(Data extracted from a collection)
______

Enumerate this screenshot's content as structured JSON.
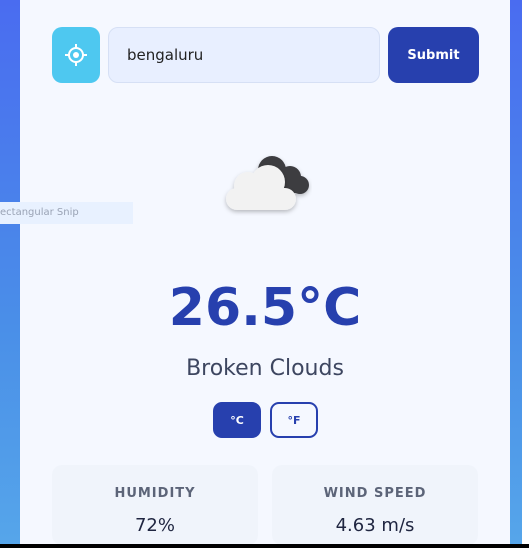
{
  "search": {
    "value": "bengaluru",
    "locate_icon": "crosshair-icon",
    "submit_label": "Submit"
  },
  "overlay": {
    "snip_label": "ectangular Snip"
  },
  "weather": {
    "icon": "broken-clouds-icon",
    "temperature": "26.5°C",
    "description": "Broken Clouds"
  },
  "units": {
    "celsius_label": "°C",
    "fahrenheit_label": "°F",
    "selected": "°C"
  },
  "stats": {
    "humidity_label": "HUMIDITY",
    "humidity_value": "72%",
    "wind_label": "WIND SPEED",
    "wind_value": "4.63 m/s"
  },
  "colors": {
    "accent": "#2740ae",
    "locate_button": "#4ec8f0",
    "background_gradient_top": "#4a6cf0",
    "background_gradient_bottom": "#56a6ea",
    "card": "#f5f8ff"
  }
}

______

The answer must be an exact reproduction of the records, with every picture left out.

Output for this task >>
Enumerate this screenshot's content as structured JSON.
{
  "search": {
    "value": "bengaluru",
    "locate_icon": "crosshair-icon",
    "submit_label": "Submit"
  },
  "overlay": {
    "snip_label": "ectangular Snip"
  },
  "weather": {
    "icon": "broken-clouds-icon",
    "temperature": "26.5°C",
    "description": "Broken Clouds"
  },
  "units": {
    "celsius_label": "°C",
    "fahrenheit_label": "°F",
    "selected": "°C"
  },
  "stats": {
    "humidity_label": "HUMIDITY",
    "humidity_value": "72%",
    "wind_label": "WIND SPEED",
    "wind_value": "4.63 m/s"
  },
  "colors": {
    "accent": "#2740ae",
    "locate_button": "#4ec8f0",
    "background_gradient_top": "#4a6cf0",
    "background_gradient_bottom": "#56a6ea",
    "card": "#f5f8ff"
  }
}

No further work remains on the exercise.